The prophet Jeremiah speaks of man’s casting about for worth as glorying. To glory in something is man’s attempt to raise himself up and value himself. Having rejected God’s measure, he winds up comparing himself to others. The weeping prophet must have cried when he wrote: Continue reading “Our glory, to know God”

Being a father

I love being a father.

If every bit of progress of my children isn’t imprinted on film or memory card, it is in my mind as fresh as the day it happened. Those memories include when each of our three children walked, when they learned to ride a bicycle, and graduated from college. Sure, there have been trials and difficulties but the joys outweigh them all.

Each child has repeatedly assured us of their love for their mother and me. I know their love is genuine because they show it often. Continue reading “Being a father”

Familiar faces

But immediately Jesus spoke to them, saying, ‘Be of good cheer! It is I; do not be afraid'” (Matthew 14:27 NKJV).

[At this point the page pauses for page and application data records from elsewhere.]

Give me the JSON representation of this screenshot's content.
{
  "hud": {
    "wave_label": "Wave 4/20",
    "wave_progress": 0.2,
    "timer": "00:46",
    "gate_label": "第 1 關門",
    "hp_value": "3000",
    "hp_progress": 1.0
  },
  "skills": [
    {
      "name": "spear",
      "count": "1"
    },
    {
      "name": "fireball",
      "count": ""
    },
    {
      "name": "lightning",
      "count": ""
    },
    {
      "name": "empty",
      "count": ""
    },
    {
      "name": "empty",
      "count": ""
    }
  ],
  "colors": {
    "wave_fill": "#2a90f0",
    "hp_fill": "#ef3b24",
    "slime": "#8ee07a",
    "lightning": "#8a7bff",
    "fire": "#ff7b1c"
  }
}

On one of my first trips to Nepal I missed a flight and arrived at a different time from that for which I was scheduled. After waiting alone at the airport exit for some time, I finally recognized the local preacher whom I had met only once before. Though I fully expected to be met by someone, it was still a great relief to see him and know I was not forgotten.

Can you imagine the fear of the twelve disciples of Jesus as they fought the strong winds and waves of the Sea of Galilee? It was dark. They were alone, without their master and teacher, Jesus. Some of them at least were professional fishermen who knew all too well the hazards of their position. Continue reading “Familiar faces”

Love and obedience

“Be very strong; be careful to obey all that is written in the Book of the Law of Moses, without turning aside to the right or to the left. Do not associate with these nations that remain among you; do not invoke the names of their gods or swear by them. You must not serve them or bow down to them. But you are to hold fast to the Lord your God, as you have until now.…So be very careful to love the Lord your God” (Joshua 23:6-11 NIV).

Joshua had led the Israelites into the Promised Land and they had conquered the land. Each tribe had been allocated their inheritance and they had settled into their homes. Joshua was now a very old man (Joshua 23:1) at 110 years of age (Joshua 24:29). He called the leaders of the tribes together one last time to remind them of what God had done for them and what God required of them. “Now I am about to go the way of all the earth. You know with all your heart and soul that not one of all the good promises the Lord your God gave you has failed. Every promise has been fulfilled; not one has failed” (Joshua 23:14). Continue reading “Love and obedience”

He knew it all along

Shall I not drink the cup that the Father has given me?” (John 18:11)

We often consider the unfair treatment Jesus suffered. He was mocked, beaten, ridiculed, spat upon, struck, blindfolded, stripped, beaten, humiliated (Isaiah 53:1-12; Acts 8:32; 1 Peter 2:19-23). All this, before he was nailed to a cross and hung up to die.

He who created man and placed him in a Garden of paradise and showered him with blessings, found himself in a Garden of sorrow, showered with bloody sweat. Continue reading “He knew it all along”

The journey continues (5): the weakest link?

Whenever people wish to dismiss an idea, they gravitate toward their perception of the weakest link. Discredit that link. Feel justified in rejecting the idea.

While such a decisive response could neither be justified nor wise, what might each perspective in the “faith of Christ” discussion regard as the opposing viewpoint’s weakest link? Ironically, both sides might point to whether or not this phrase should be rendered with “in.”

For those favoring “faith in Christ,” they might perceive the opposing opinion as fighting an uphill battle against the combined testimony of classic Greek grammars and commentaries. However, for those supporting “faith of Christ,” they might view “in” as being unwarranted by the text.

In my journey, two important questions surfaced: 1) How appropriate is it to translate a genitive with “in”? 2) Should “faith of Christ” be identified as an objective or subjective genitive?  Here are some milestones influencing my path. Continue reading “The journey continues (5): the weakest link?”